Bogle has been diligent in his research, leaving only minor imperfections in the finished text. He dutifully credits the originators of the aphorisms he sprinkles throughout the book, yet in one case he neglects to identify Hillel as the source. Along with countless other authors, Bogle maintains that John Maynard Keynes said, “When conditions change, I change my mind. What do you do?” There is but thin evidence that the eminent economist ever uttered those words, and it is apparently owing to another eminent economist, Paul Samuelson, that so many people believe he did.1 Quoting a speech in which Benjamin Graham alluded to the expulsion from Eden, Bogle mentions “Graham’s reference to Original Sin.” Original Sin is a uniquely Christian doctrine derived from events recounted in the book of Genesis and so presumably was not the intent of the Jewish Graham’s allusion. In the same passage, Bogle refers to the “New York Society of Financial [read Security] Analysts.”

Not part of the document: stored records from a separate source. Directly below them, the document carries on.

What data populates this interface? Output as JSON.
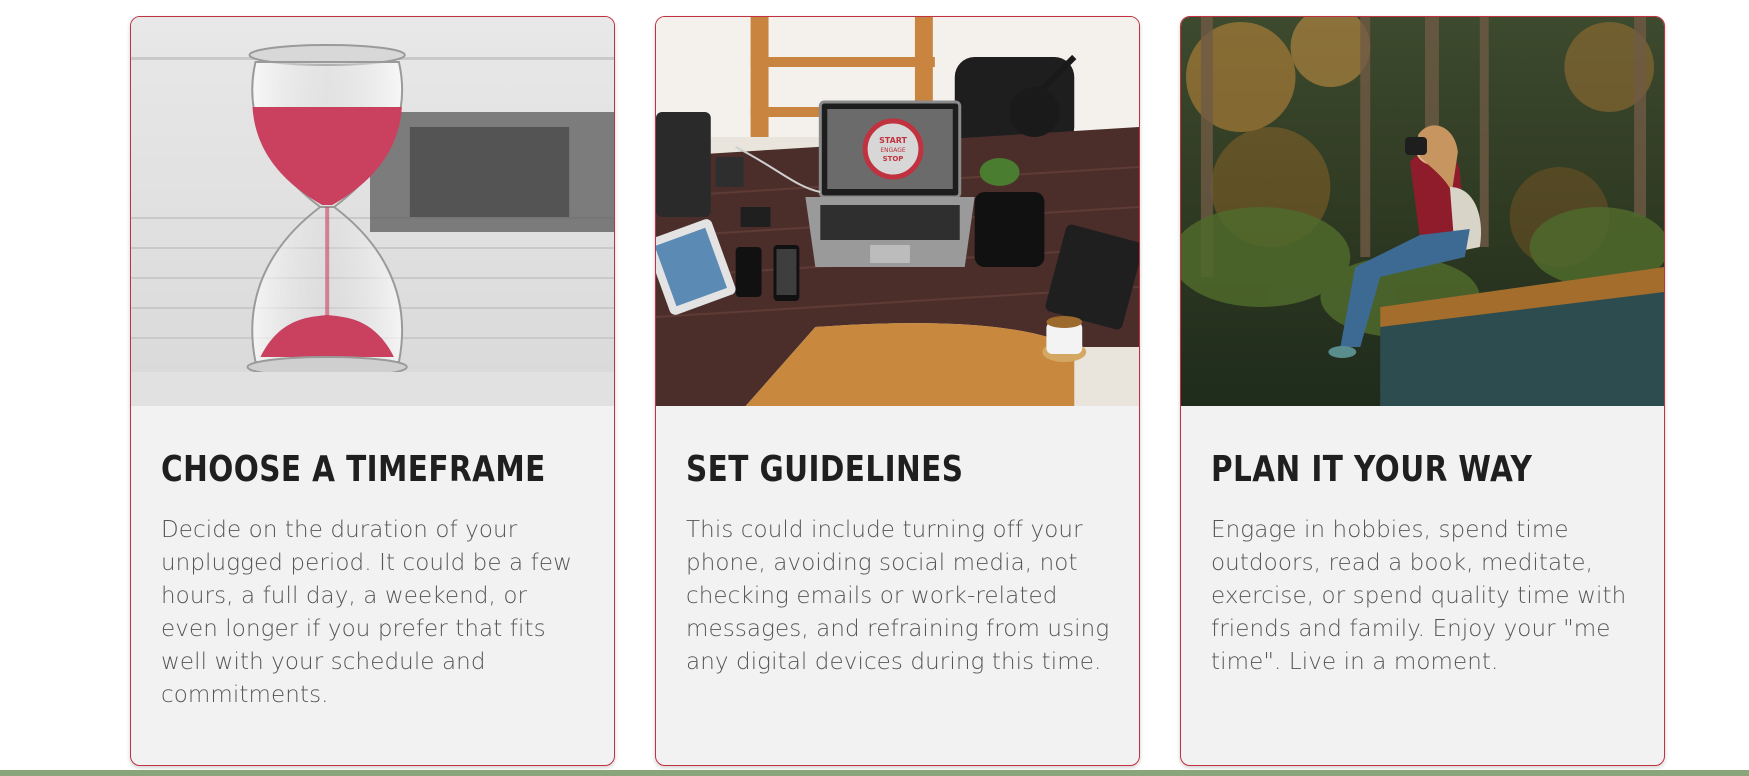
{
  "cards": [
    {
      "title": "CHOOSE A TIMEFRAME",
      "text": "Decide on the duration of your unplugged period. It could be a few hours, a full day, a weekend, or even longer if you prefer that fits well with your schedule and commitments.",
      "image_subject": "hourglass"
    },
    {
      "title": "SET GUIDELINES",
      "text": "This could include turning off your phone, avoiding social media, not checking emails or work-related messages, and refraining from using any digital devices during this time.",
      "image_subject": "desk-with-devices",
      "laptop_screen_text": [
        "START",
        "ENGAGE",
        "STOP"
      ]
    },
    {
      "title": "PLAN IT YOUR WAY",
      "text": "Engage in hobbies, spend time outdoors, read a book, meditate, exercise, or spend quality time with friends and family. Enjoy your \"me time\". Live in a moment.",
      "image_subject": "woman-photographing-in-forest"
    }
  ],
  "colors": {
    "card_border": "#c0323f",
    "card_background": "#f2f2f2",
    "title": "#1f1f1f",
    "body_text": "#555555",
    "bottom_strip": "#8aa57b"
  }
}
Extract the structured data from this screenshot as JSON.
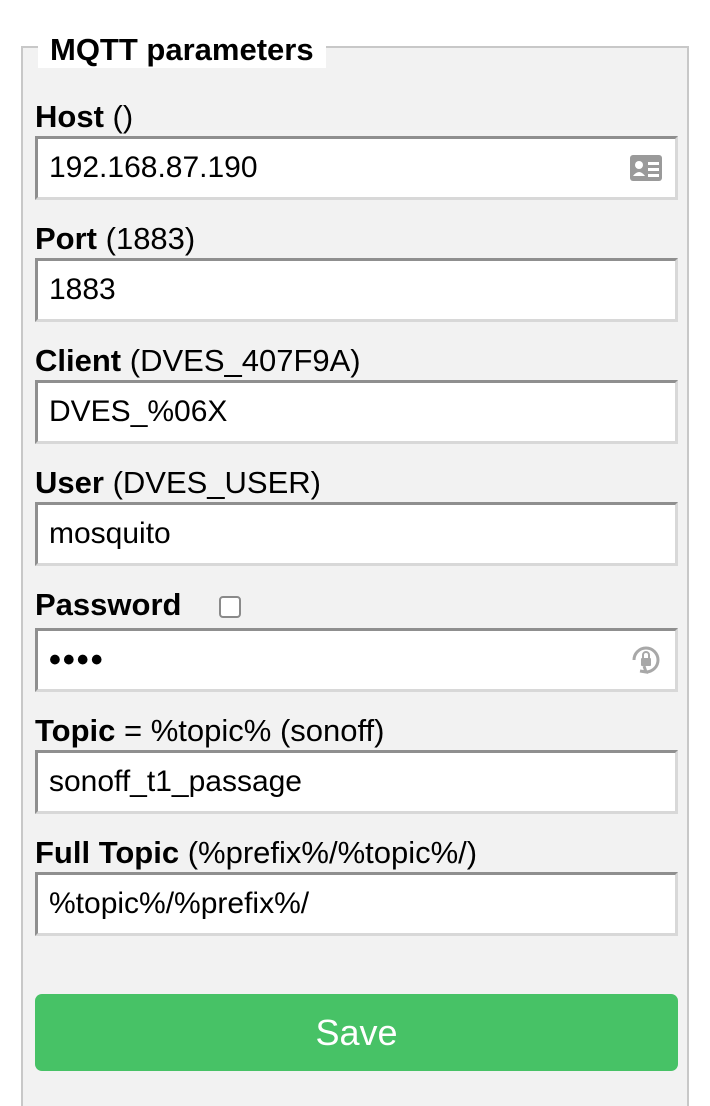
{
  "legend": "MQTT parameters",
  "fields": {
    "host": {
      "label": "Host",
      "hint": "()",
      "value": "192.168.87.190"
    },
    "port": {
      "label": "Port",
      "hint": "(1883)",
      "value": "1883"
    },
    "client": {
      "label": "Client",
      "hint": "(DVES_407F9A)",
      "value": "DVES_%06X"
    },
    "user": {
      "label": "User",
      "hint": "(DVES_USER)",
      "value": "mosquito"
    },
    "password": {
      "label": "Password",
      "value": "••••"
    },
    "topic": {
      "label": "Topic",
      "hint": "= %topic% (sonoff)",
      "value": "sonoff_t1_passage"
    },
    "fulltopic": {
      "label": "Full Topic",
      "hint": "(%prefix%/%topic%/)",
      "value": "%topic%/%prefix%/"
    }
  },
  "icons": {
    "host_field": "contact-card-icon",
    "password_field": "password-key-icon"
  },
  "save_label": "Save",
  "colors": {
    "save_button": "#47c266",
    "fieldset_bg": "#f2f2f2",
    "input_border": "#8f8f8f"
  }
}
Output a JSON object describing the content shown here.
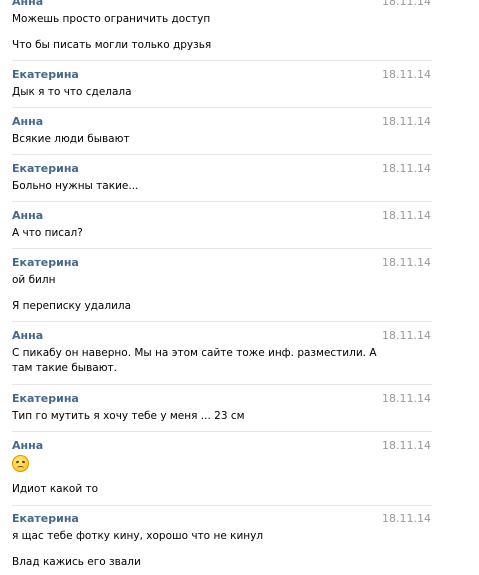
{
  "messages": [
    {
      "sender": "Анна",
      "date": "18.11.14",
      "lines": [
        "Можешь просто ограничить доступ",
        "Что бы писать могли только друзья"
      ]
    },
    {
      "sender": "Екатерина",
      "date": "18.11.14",
      "lines": [
        "Дык я то что сделала"
      ]
    },
    {
      "sender": "Анна",
      "date": "18.11.14",
      "lines": [
        "Всякие люди бывают"
      ]
    },
    {
      "sender": "Екатерина",
      "date": "18.11.14",
      "lines": [
        "Больно нужны такие..."
      ]
    },
    {
      "sender": "Анна",
      "date": "18.11.14",
      "lines": [
        "А что писал?"
      ]
    },
    {
      "sender": "Екатерина",
      "date": "18.11.14",
      "lines": [
        "ой билн",
        "Я переписку удалила"
      ]
    },
    {
      "sender": "Анна",
      "date": "18.11.14",
      "lines": [
        "С пикабу он наверно. Мы на этом сайте тоже инф. разместили. А там такие бывают."
      ]
    },
    {
      "sender": "Екатерина",
      "date": "18.11.14",
      "lines": [
        "Тип го мутить я хочу тебе у меня ... 23 см"
      ]
    },
    {
      "sender": "Анна",
      "date": "18.11.14",
      "emoji": "disappointed-face-emoji",
      "lines": [
        "Идиот какой то"
      ]
    },
    {
      "sender": "Екатерина",
      "date": "18.11.14",
      "lines": [
        "я щас тебе фотку кину, хорошо что не кинул",
        "Влад кажись его звали"
      ]
    }
  ]
}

These mini-flaws in no way undercut the contribution of The Clash of the Cultures. Bogle brings invaluable historical perspective to current issues ranging from high-frequency trading to the looming crisis in the U.S. retirement system to the use of mutual fund investors’ money to promote the growth of assets under management. (“There is no evidence whatsoever,” he writes, “that advertising benefits fund investors by bringing in an amount of new assets adequate to create economies of scale that offset the amount spent. On the other hand, there is considerable evidence that building assets above a certain size impinges on the manager’s ability to create superior performance.”) Every thoughtful investor can benefit from John Bogle’s wisdom, served up with refreshing modesty by a giant in a field notorious for outsized egos.